(GOAL OF THE EXERCISE)
Please find the lines in the following records that hold "test", and copy them.
---*---
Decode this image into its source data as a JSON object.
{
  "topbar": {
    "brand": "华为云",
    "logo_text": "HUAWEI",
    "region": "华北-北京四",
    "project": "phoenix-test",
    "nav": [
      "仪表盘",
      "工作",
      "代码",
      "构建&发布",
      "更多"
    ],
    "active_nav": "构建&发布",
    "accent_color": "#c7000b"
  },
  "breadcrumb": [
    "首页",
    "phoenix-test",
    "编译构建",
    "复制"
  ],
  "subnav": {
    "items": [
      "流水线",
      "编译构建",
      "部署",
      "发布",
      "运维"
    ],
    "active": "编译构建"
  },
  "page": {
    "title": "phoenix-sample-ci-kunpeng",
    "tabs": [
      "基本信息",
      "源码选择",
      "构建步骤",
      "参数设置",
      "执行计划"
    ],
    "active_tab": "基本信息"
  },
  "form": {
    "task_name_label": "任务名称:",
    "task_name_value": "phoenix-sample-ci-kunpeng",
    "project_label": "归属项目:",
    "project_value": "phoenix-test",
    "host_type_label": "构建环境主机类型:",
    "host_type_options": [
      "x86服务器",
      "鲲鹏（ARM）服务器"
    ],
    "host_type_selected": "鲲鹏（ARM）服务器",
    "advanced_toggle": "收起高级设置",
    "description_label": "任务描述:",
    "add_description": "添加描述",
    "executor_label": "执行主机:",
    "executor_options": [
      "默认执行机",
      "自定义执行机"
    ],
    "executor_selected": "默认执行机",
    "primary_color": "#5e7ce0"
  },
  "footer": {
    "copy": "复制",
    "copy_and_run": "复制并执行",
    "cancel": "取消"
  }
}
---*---
(RESULT OF THE TASK)
    "project": "phoenix-test",
    "phoenix-test",
    "project_value": "phoenix-test",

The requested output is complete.